[sen-i-kuh] /ˈsɛn ɪ kə/
[uh-nee-uh s] /əˌni əs/ (Show IPA), c4 b.c.–a.d. 65, Roman philosopher and writer of tragedies.
(pl) -cas, -ca. a member of a North American Indian people formerly living south of Lake Ontario; one of the Iroquois peoples
the language of this people, belonging to the Iroquoian family
Lucius Annaeus (əˈniːəs), called the Younger. ?4 bc–65 ad, Roman philosopher, statesman, and dramatist; tutor and adviser to Nero. He was implicated in a plot to murder Nero and committed suicide. His works include Stoical essays on ethical subjects and tragedies that had a considerable influence on Elizabethan drama
his father, Marcus (ˈmɑːkəs) or Lucius Annaeus, called the Elder or the Rhetorician. ?55 bc–?39 ad, Roman writer on oratory and history
1610s, from Dutch Sennecas, collective name for the Iroquois tribes of what became upper New York, of uncertain origin, perhaps from a Mahican name for the Oneida or their village. Earlier sinnekens, senakees; form probably influenced by the name of the ancient Roman philosopher.
- Lucius I
[loo-shee-uh s, -shuh s] /ˈlu ʃi əs, -ʃəs/ noun 1. Saint, died a.d. 254, pope 253–254.
- Lucius II
noun 1. (Gherardo Caccianemici dell’ Orso) died 1145, Italian ecclesiastic: pope 1144–45.
- Lucius III
noun 1. (Ubaldo Allucingoli) died 1185, Italian ecclesiastic: pope 1181–85.

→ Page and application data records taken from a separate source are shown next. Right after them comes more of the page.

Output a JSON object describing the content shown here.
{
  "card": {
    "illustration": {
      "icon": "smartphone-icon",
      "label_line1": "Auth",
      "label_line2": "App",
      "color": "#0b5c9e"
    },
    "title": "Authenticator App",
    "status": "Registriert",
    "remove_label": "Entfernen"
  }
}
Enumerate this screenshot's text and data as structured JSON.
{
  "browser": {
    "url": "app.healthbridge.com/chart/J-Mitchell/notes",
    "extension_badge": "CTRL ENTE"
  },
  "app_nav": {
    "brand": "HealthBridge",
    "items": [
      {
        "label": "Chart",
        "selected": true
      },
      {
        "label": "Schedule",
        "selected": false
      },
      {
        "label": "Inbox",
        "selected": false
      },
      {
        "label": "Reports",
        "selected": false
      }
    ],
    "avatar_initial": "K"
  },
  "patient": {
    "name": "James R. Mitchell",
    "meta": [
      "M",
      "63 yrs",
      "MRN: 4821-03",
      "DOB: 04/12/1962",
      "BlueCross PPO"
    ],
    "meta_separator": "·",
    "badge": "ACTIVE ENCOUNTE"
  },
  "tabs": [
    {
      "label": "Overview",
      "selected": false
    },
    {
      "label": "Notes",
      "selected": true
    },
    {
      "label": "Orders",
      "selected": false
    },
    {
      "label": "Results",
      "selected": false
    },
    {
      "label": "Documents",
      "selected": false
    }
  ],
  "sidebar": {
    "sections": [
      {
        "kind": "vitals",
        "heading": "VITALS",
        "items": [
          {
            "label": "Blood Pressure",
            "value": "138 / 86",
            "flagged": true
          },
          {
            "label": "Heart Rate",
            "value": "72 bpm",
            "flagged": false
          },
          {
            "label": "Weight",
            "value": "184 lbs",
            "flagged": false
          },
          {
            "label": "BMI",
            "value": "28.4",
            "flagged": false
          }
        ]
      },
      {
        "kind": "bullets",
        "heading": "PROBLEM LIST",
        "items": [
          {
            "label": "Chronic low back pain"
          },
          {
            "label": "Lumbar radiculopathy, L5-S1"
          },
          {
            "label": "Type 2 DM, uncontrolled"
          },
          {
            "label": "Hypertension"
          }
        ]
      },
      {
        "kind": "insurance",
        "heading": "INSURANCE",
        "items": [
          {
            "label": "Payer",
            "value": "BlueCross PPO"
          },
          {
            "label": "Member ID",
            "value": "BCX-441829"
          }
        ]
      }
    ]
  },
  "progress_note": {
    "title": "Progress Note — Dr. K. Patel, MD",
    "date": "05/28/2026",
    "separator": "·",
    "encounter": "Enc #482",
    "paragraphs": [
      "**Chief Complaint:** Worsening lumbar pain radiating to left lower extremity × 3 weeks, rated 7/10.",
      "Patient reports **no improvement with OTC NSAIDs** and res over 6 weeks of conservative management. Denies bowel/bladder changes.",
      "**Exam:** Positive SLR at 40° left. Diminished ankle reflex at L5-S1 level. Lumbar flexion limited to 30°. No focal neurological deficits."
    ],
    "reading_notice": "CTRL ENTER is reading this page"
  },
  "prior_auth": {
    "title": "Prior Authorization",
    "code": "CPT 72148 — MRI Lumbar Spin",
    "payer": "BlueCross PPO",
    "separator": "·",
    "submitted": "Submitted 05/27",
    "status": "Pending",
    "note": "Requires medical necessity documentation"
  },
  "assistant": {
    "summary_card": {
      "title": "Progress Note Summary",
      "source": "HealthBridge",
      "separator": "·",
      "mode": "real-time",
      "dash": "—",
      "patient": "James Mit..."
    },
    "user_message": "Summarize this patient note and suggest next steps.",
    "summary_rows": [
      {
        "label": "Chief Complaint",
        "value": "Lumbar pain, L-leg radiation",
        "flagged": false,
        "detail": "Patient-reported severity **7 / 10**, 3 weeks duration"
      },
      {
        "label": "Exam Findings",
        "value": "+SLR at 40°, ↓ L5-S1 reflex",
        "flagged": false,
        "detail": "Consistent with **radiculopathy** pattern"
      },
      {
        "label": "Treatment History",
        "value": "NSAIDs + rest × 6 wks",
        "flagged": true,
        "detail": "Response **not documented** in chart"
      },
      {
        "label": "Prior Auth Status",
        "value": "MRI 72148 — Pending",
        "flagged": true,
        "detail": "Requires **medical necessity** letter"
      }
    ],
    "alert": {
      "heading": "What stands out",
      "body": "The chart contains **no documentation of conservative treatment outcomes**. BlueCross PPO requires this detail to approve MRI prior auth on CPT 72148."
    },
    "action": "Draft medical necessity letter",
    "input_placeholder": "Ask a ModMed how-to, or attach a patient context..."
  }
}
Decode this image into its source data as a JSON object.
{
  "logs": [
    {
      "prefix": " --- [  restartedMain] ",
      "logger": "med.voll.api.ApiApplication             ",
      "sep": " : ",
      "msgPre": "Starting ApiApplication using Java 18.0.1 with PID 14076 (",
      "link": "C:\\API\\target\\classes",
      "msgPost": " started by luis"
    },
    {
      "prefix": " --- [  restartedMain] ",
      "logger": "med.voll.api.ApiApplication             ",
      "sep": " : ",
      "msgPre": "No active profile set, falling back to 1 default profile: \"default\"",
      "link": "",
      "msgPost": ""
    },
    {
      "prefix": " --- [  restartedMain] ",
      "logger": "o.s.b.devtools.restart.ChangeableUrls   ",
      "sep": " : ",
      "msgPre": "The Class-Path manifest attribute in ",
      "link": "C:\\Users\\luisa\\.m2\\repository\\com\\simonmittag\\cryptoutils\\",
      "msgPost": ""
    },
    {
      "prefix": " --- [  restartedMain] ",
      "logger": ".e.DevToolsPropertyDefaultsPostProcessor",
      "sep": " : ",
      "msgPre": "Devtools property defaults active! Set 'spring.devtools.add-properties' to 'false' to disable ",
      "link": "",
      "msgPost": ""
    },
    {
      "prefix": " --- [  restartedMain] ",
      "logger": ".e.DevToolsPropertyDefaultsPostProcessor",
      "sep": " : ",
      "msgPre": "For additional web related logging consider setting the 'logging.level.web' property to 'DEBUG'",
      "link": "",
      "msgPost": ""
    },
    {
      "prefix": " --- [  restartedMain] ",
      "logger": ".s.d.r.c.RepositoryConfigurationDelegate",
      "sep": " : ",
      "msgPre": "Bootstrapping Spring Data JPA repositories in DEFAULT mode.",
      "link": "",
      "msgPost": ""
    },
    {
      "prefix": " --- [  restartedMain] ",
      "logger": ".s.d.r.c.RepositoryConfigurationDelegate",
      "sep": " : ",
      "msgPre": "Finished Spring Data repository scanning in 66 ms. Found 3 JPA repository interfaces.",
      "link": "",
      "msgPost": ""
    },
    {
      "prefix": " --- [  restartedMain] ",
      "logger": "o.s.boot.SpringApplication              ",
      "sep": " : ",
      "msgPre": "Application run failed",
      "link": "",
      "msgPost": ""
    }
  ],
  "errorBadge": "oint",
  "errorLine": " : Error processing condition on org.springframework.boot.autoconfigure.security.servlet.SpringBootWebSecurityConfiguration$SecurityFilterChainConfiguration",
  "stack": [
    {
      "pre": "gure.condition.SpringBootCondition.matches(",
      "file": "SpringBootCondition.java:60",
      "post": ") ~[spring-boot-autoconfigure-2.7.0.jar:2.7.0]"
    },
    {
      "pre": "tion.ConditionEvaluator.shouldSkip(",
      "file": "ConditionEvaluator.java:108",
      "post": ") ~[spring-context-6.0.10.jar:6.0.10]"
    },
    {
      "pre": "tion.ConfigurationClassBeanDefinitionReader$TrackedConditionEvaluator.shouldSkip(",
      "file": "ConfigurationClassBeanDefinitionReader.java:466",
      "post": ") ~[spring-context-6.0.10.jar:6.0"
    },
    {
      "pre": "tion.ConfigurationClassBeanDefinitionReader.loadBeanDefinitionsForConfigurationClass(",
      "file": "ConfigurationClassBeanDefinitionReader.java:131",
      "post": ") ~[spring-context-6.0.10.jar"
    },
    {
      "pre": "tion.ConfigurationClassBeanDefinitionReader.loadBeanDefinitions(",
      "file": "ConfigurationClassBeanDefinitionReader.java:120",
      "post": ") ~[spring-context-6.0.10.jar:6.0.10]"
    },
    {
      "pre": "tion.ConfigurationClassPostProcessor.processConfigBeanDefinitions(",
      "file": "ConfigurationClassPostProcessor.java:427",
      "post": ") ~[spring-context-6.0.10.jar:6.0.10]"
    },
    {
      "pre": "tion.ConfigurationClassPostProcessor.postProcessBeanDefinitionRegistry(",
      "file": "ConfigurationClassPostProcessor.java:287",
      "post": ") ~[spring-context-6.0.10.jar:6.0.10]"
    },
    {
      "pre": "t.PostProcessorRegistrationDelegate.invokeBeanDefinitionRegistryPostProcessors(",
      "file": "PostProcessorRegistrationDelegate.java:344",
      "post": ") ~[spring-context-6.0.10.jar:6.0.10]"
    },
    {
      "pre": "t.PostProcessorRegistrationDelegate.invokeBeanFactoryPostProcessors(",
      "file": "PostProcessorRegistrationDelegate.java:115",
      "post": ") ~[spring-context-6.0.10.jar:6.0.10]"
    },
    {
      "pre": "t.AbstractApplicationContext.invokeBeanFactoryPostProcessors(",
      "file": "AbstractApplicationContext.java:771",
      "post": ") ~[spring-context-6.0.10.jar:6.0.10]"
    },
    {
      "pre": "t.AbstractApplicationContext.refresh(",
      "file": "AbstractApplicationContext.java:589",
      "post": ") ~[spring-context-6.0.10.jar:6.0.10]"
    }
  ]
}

[luhk] /lʌk/ noun 1. the force that seems to operate for good or ill in a person’s life, as in shaping circumstances, events, or opportunities: With my luck I’ll probably get pneumonia. 2. good fortune; advantage or success, considered as the result of chance: He had no luck finding work. 3. a combination of circumstances, […]